forest settings. However, this play has
at its center a myriad of love games
reminiscent of those in A Midsummer
Night's Dream. Indeed, if it never ap-
proaches the mystical grandeur of the
speech of Bottom's where he speaks of
his dream that "hath no bottom," then
the comedy of love's gamesmanship
comes under even closer scrutiny.
AT THE CENTER of this play was a
divine performance by Maggie Smith
as Rosiland, daughter of the banished
Duke Senior, and herself consigned to
the Forest of Arden. From the outset,
Rosiland is smitten with Orlando (Jack
Whetherall), and vice versa, but
decides she must make him prove his
love and disguises herself as a boy,
Ganymede, who has Orlando come to
"him" daily and pretend to woo
Rosiland. Smith was superb at ap-
pearing clunky without dousing her in-
ner life, especially in moments when it
seemed all she could do to keep from
kissing Orlando and ruining her cover.
By the conclusion, she had built up
such an air of self-restraint that the
revealing of her disguise wrought a
sudden and wonderful order on the
previous chaotic proceedings.
Whetherall, as Orlando, was adequate,
but his sincerity never matched the
depth of his intended's - he seemed
closer to a pastoral Shaun Cassidy.

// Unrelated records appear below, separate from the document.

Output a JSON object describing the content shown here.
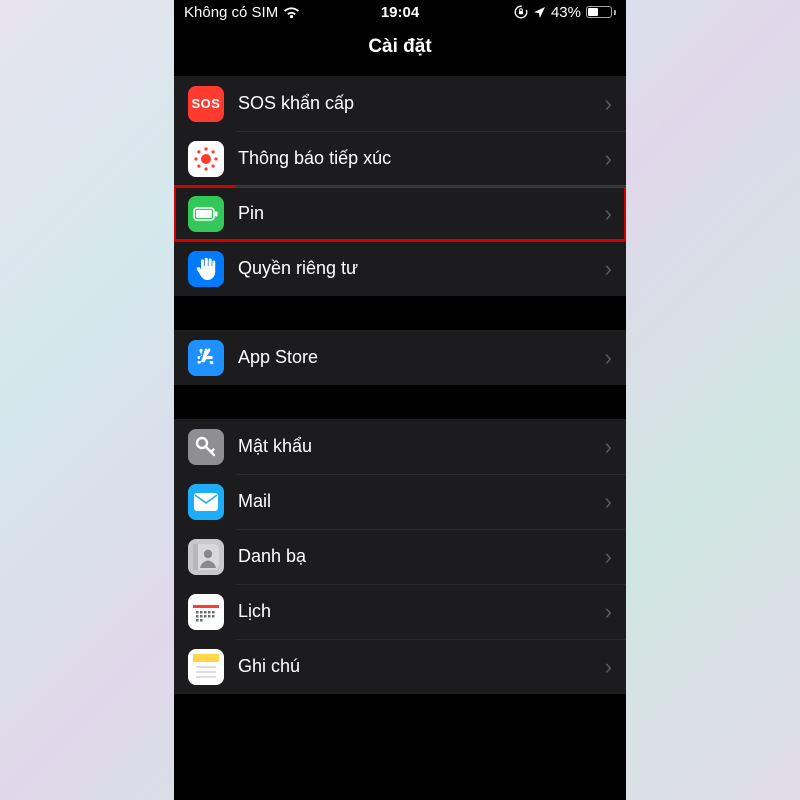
{
  "status": {
    "sim": "Không có SIM",
    "time": "19:04",
    "battery_pct": "43%"
  },
  "nav": {
    "title": "Cài đặt"
  },
  "groups": [
    {
      "rows": [
        {
          "id": "sos",
          "label": "SOS khẩn cấp"
        },
        {
          "id": "exposure",
          "label": "Thông báo tiếp xúc"
        },
        {
          "id": "battery",
          "label": "Pin",
          "highlight": true
        },
        {
          "id": "privacy",
          "label": "Quyền riêng tư"
        }
      ]
    },
    {
      "rows": [
        {
          "id": "appstore",
          "label": "App Store"
        }
      ]
    },
    {
      "rows": [
        {
          "id": "passwords",
          "label": "Mật khẩu"
        },
        {
          "id": "mail",
          "label": "Mail"
        },
        {
          "id": "contacts",
          "label": "Danh bạ"
        },
        {
          "id": "calendar",
          "label": "Lịch"
        },
        {
          "id": "notes",
          "label": "Ghi chú"
        }
      ]
    }
  ]
}
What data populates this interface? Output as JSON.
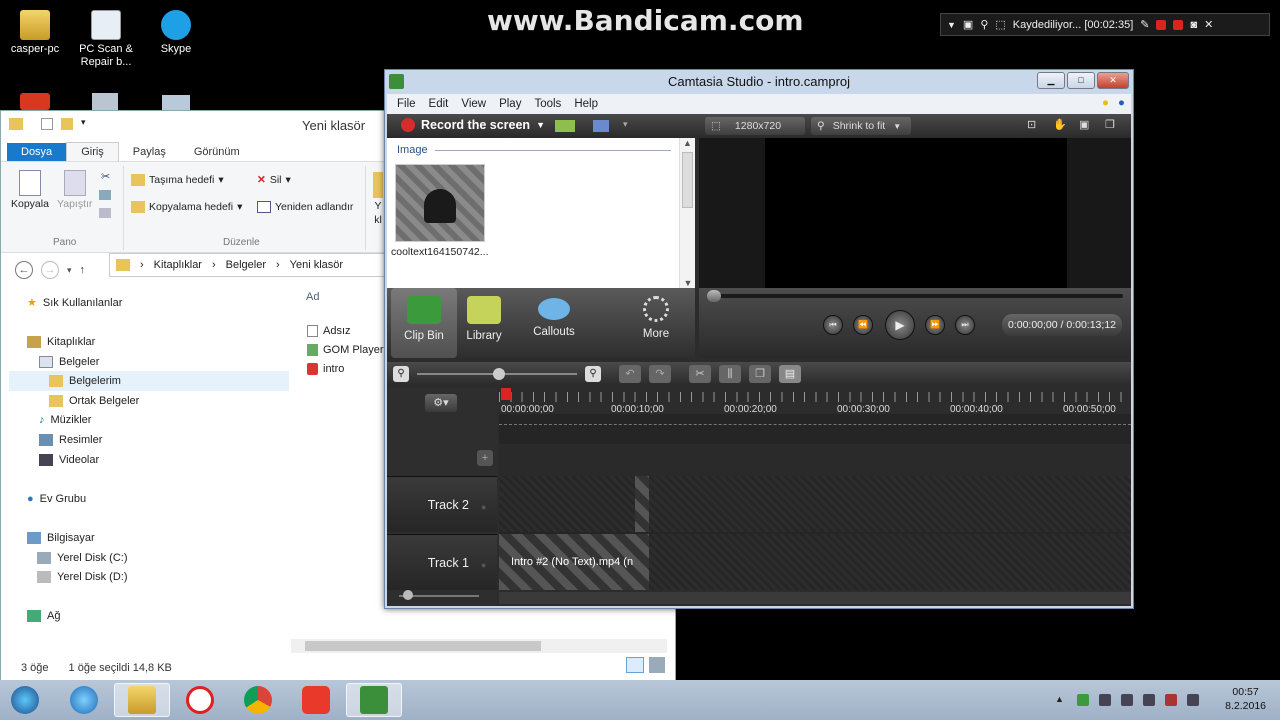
{
  "desktop": {
    "icons": [
      {
        "label": "casper-pc"
      },
      {
        "label": "PC Scan & Repair b..."
      },
      {
        "label": "Skype"
      }
    ]
  },
  "watermark": "www.Bandicam.com",
  "bandicam": {
    "status": "Kaydediliyor... [00:02:35]"
  },
  "explorer": {
    "title": "Yeni klasör",
    "tabs": [
      "Dosya",
      "Giriş",
      "Paylaş",
      "Görünüm"
    ],
    "ribbon": {
      "copy": "Kopyala",
      "paste": "Yapıştır",
      "move_to": "Taşıma hedefi",
      "copy_to": "Kopyalama hedefi",
      "delete": "Sil",
      "rename": "Yeniden adlandır",
      "group_clipboard": "Pano",
      "group_organize": "Düzenle",
      "new_short": "Y",
      "new_short2": "kl"
    },
    "breadcrumb": [
      "Kitaplıklar",
      "Belgeler",
      "Yeni klasör"
    ],
    "tree": [
      {
        "label": "Sık Kullanılanlar"
      },
      {
        "label": ""
      },
      {
        "label": "Kitaplıklar"
      },
      {
        "label": "Belgeler"
      },
      {
        "label": "Belgelerim"
      },
      {
        "label": "Ortak Belgeler"
      },
      {
        "label": "Müzikler"
      },
      {
        "label": "Resimler"
      },
      {
        "label": "Videolar"
      },
      {
        "label": ""
      },
      {
        "label": "Ev Grubu"
      },
      {
        "label": ""
      },
      {
        "label": "Bilgisayar"
      },
      {
        "label": "Yerel Disk (C:)"
      },
      {
        "label": "Yerel Disk (D:)"
      },
      {
        "label": ""
      },
      {
        "label": "Ağ"
      }
    ],
    "column_header": "Ad",
    "files": [
      "Adsız",
      "GOM Player",
      "intro"
    ],
    "status_count": "3 öğe",
    "status_selected": "1 öğe seçildi  14,8 KB"
  },
  "camtasia": {
    "title": "Camtasia Studio - intro.camproj",
    "menu": [
      "File",
      "Edit",
      "View",
      "Play",
      "Tools",
      "Help"
    ],
    "record_button": "Record the screen",
    "resolution": "1280x720",
    "zoom": "Shrink to fit",
    "bin_section": "Image",
    "bin_item": "cooltext164150742...",
    "tabs": [
      "Clip Bin",
      "Library",
      "Callouts",
      "More"
    ],
    "timecode": "0:00:00;00 / 0:00:13;12",
    "ruler_ticks": [
      "00:00:00;00",
      "00:00:10;00",
      "00:00:20;00",
      "00:00:30;00",
      "00:00:40;00",
      "00:00:50;00"
    ],
    "tracks": [
      {
        "name": "Track 2"
      },
      {
        "name": "Track 1",
        "clip": "Intro #2  (No Text).mp4 (n"
      }
    ]
  },
  "taskbar": {
    "time": "00:57",
    "date": "8.2.2016"
  }
}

ALTHOUGH DOING one of
Shakespeare's clowns to perfection
does not require the immeasurable sub-
tlety of a fine tragic hero, Bernard
Hopkins' Touchstone was truly in-
spired. The character does get all the
good lines, twisting off intricate puns
and witticisms with blinding dexterity,
but Hopkins, in the veritable spirit of
Groucho Marx, was impeccable as both
a physical and verbal comedian. His
love bouts with the wench Audrey
(Barbara Budd) - all the more delight-
ful because they were so sincere -
were simply hysterical, especially
when he had to reprimand her for
pulling up her skirts like a father
scolding his five-year-old daughter. The
role of Jacques, the Duke's "melan-
choly" servant, provided Brian Bed-
ford with another fine opportunity,tand
he did ample justice to the character's
thoughtful pronouncements.
The play moved at, a lickety-split
pace, and by the end it felt like oneshad
been on a roller-coaster ride. It had you
gasping for breath, but the result was
truly memorable.
BoZ stages
hit parade
(continuedfrom Page7)
Boz Scaggs did not make musical
history with his Pine Knob appearance,
nor did he make any enemies. It's stun-
ning to think that he's had enough hits
to fill an entire show. And hits are what
he played, relying on safe songs the
audience was sure to like. And like
them they did.

-CINEMA II
presents
Zorba the Greek
Anthony Quinn stars as the irrespresible Zorba, who leads the naive Alan
Bates through a variety of escapades. "Teach me to dance, Zorbo,." concludes
the film with a vibrant celebration of the carefree life which Zorba typifies.
"Brilliant performance by Quinn ... his canticle of joy is a rare achievement
in film. . ."-Stanly Kaufman. Directed by Michael Cocoyannis.
Tomorrow: Suddenly Lost Summer
MLB Aud 0 7:30 & 10:00 '' ' '51.50 ch'e '

I

The Ann Arbor Film Cooperat
presents ct AUD A Thursday. June 29
ENTER THE DRAGON
(Robert Clouse, 1974) 7, 8:40, 10:20-AUD A
This is THE finest of all Bruce Lee epics. JOHN SAXON, FRED WILLIAMSON,
and the great Zen martyr to Killer Karate, Bruce Lee. Follow Adventure's
Trail to the veiled Orient-and to the ultimate contest with consummate
players. American invented violence in the movies; Bruce Lee makes it
balletic.
TOs orrow: "MARGOD ANDMAUDE' t l , '
""GET TO K"CIW, Y04JR'RABPI7" -

t r
Yy{nR. 1

Back to Top

© 2021 Regents of the University of Michigan